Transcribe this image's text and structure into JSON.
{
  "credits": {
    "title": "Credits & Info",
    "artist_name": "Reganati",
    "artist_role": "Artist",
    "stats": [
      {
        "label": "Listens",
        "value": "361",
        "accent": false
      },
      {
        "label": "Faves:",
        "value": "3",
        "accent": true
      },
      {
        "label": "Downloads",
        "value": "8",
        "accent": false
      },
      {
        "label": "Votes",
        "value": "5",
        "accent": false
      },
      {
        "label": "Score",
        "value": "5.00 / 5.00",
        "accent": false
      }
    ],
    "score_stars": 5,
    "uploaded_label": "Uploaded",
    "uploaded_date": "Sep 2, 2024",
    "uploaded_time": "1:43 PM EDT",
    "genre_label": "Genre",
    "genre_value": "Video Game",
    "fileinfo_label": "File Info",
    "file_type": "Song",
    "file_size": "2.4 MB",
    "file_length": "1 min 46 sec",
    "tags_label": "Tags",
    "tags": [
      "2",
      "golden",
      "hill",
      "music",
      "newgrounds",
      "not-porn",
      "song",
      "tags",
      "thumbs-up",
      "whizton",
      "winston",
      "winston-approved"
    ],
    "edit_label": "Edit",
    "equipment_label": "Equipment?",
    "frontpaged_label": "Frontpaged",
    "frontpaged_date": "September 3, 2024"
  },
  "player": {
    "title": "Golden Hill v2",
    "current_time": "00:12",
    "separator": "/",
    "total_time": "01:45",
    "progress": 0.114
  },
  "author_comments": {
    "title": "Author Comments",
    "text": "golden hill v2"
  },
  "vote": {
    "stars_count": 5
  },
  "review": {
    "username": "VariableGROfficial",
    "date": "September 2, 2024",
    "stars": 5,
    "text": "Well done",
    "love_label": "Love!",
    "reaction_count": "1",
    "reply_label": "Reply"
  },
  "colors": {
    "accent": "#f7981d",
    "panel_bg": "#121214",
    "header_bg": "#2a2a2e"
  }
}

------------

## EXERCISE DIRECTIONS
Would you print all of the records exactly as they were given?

## ANSWER TO THE EXERCISE
Transcribe this image's text and structure into JSON.
{
  "credits": {
    "title": "Credits & Info",
    "artist_name": "Reganati",
    "artist_role": "Artist",
    "stats": [
      {
        "label": "Listens",
        "value": "361",
        "accent": false
      },
      {
        "label": "Faves:",
        "value": "3",
        "accent": true
      },
      {
        "label": "Downloads",
        "value": "8",
        "accent": false
      },
      {
        "label": "Votes",
        "value": "5",
        "accent": false
      },
      {
        "label": "Score",
        "value": "5.00 / 5.00",
        "accent": false
      }
    ],
    "score_stars": 5,
    "uploaded_label": "Uploaded",
    "uploaded_date": "Sep 2, 2024",
    "uploaded_time": "1:43 PM EDT",
    "genre_label": "Genre",
    "genre_value": "Video Game",
    "fileinfo_label": "File Info",
    "file_type": "Song",
    "file_size": "2.4 MB",
    "file_length": "1 min 46 sec",
    "tags_label": "Tags",
    "tags": [
      "2",
      "golden",
      "hill",
      "music",
      "newgrounds",
      "not-porn",
      "song",
      "tags",
      "thumbs-up",
      "whizton",
      "winston",
      "winston-approved"
    ],
    "edit_label": "Edit",
    "equipment_label": "Equipment?",
    "frontpaged_label": "Frontpaged",
    "frontpaged_date": "September 3, 2024"
  },
  "player": {
    "title": "Golden Hill v2",
    "current_time": "00:12",
    "separator": "/",
    "total_time": "01:45",
    "progress": 0.114
  },
  "author_comments": {
    "title": "Author Comments",
    "text": "golden hill v2"
  },
  "vote": {
    "stars_count": 5
  },
  "review": {
    "username": "VariableGROfficial",
    "date": "September 2, 2024",
    "stars": 5,
    "text": "Well done",
    "love_label": "Love!",
    "reaction_count": "1",
    "reply_label": "Reply"
  },
  "colors": {
    "accent": "#f7981d",
    "panel_bg": "#121214",
    "header_bg": "#2a2a2e"
  }
}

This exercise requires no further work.